▸ Exercise description
Copy out each record below, exactly as given.

>>>

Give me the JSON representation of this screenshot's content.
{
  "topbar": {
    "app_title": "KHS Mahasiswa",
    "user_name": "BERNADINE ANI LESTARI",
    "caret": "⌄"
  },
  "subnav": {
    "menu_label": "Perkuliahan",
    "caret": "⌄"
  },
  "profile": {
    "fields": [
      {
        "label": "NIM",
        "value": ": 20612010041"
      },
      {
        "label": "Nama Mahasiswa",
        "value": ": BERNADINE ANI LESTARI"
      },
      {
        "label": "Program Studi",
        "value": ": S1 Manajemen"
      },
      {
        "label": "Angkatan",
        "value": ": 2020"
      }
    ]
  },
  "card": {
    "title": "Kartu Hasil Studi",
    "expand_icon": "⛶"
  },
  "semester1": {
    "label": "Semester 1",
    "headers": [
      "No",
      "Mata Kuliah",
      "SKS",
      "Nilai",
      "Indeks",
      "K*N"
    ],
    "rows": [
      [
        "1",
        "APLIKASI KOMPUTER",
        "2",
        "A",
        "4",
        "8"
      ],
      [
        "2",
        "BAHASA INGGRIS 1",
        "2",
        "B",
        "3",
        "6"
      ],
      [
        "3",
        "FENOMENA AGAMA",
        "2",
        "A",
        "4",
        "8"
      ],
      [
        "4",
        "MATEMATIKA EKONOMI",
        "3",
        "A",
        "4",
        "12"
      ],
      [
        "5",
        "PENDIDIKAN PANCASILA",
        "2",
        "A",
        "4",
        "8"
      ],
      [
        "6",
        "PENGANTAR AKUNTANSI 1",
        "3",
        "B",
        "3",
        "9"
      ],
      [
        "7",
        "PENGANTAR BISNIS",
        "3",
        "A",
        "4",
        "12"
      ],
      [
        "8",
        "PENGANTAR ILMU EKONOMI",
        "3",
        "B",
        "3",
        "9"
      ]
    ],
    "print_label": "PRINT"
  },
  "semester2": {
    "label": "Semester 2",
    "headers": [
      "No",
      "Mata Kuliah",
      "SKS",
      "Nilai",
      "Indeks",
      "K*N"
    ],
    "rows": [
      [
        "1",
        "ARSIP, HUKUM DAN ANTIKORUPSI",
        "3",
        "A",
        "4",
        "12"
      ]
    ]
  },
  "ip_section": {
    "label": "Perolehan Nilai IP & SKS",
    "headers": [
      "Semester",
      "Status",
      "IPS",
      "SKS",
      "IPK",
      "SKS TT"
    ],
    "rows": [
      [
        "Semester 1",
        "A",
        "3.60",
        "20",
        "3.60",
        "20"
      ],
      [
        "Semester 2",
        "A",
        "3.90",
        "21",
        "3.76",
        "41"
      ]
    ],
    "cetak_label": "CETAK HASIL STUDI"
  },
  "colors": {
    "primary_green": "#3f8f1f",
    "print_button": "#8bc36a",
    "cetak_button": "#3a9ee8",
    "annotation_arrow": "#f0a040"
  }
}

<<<

▸ Exercise response
Give me the JSON representation of this screenshot's content.
{
  "topbar": {
    "app_title": "KHS Mahasiswa",
    "user_name": "BERNADINE ANI LESTARI",
    "caret": "⌄"
  },
  "subnav": {
    "menu_label": "Perkuliahan",
    "caret": "⌄"
  },
  "profile": {
    "fields": [
      {
        "label": "NIM",
        "value": ": 20612010041"
      },
      {
        "label": "Nama Mahasiswa",
        "value": ": BERNADINE ANI LESTARI"
      },
      {
        "label": "Program Studi",
        "value": ": S1 Manajemen"
      },
      {
        "label": "Angkatan",
        "value": ": 2020"
      }
    ]
  },
  "card": {
    "title": "Kartu Hasil Studi",
    "expand_icon": "⛶"
  },
  "semester1": {
    "label": "Semester 1",
    "headers": [
      "No",
      "Mata Kuliah",
      "SKS",
      "Nilai",
      "Indeks",
      "K*N"
    ],
    "rows": [
      [
        "1",
        "APLIKASI KOMPUTER",
        "2",
        "A",
        "4",
        "8"
      ],
      [
        "2",
        "BAHASA INGGRIS 1",
        "2",
        "B",
        "3",
        "6"
      ],
      [
        "3",
        "FENOMENA AGAMA",
        "2",
        "A",
        "4",
        "8"
      ],
      [
        "4",
        "MATEMATIKA EKONOMI",
        "3",
        "A",
        "4",
        "12"
      ],
      [
        "5",
        "PENDIDIKAN PANCASILA",
        "2",
        "A",
        "4",
        "8"
      ],
      [
        "6",
        "PENGANTAR AKUNTANSI 1",
        "3",
        "B",
        "3",
        "9"
      ],
      [
        "7",
        "PENGANTAR BISNIS",
        "3",
        "A",
        "4",
        "12"
      ],
      [
        "8",
        "PENGANTAR ILMU EKONOMI",
        "3",
        "B",
        "3",
        "9"
      ]
    ],
    "print_label": "PRINT"
  },
  "semester2": {
    "label": "Semester 2",
    "headers": [
      "No",
      "Mata Kuliah",
      "SKS",
      "Nilai",
      "Indeks",
      "K*N"
    ],
    "rows": [
      [
        "1",
        "ARSIP, HUKUM DAN ANTIKORUPSI",
        "3",
        "A",
        "4",
        "12"
      ]
    ]
  },
  "ip_section": {
    "label": "Perolehan Nilai IP & SKS",
    "headers": [
      "Semester",
      "Status",
      "IPS",
      "SKS",
      "IPK",
      "SKS TT"
    ],
    "rows": [
      [
        "Semester 1",
        "A",
        "3.60",
        "20",
        "3.60",
        "20"
      ],
      [
        "Semester 2",
        "A",
        "3.90",
        "21",
        "3.76",
        "41"
      ]
    ],
    "cetak_label": "CETAK HASIL STUDI"
  },
  "colors": {
    "primary_green": "#3f8f1f",
    "print_button": "#8bc36a",
    "cetak_button": "#3a9ee8",
    "annotation_arrow": "#f0a040"
  }
}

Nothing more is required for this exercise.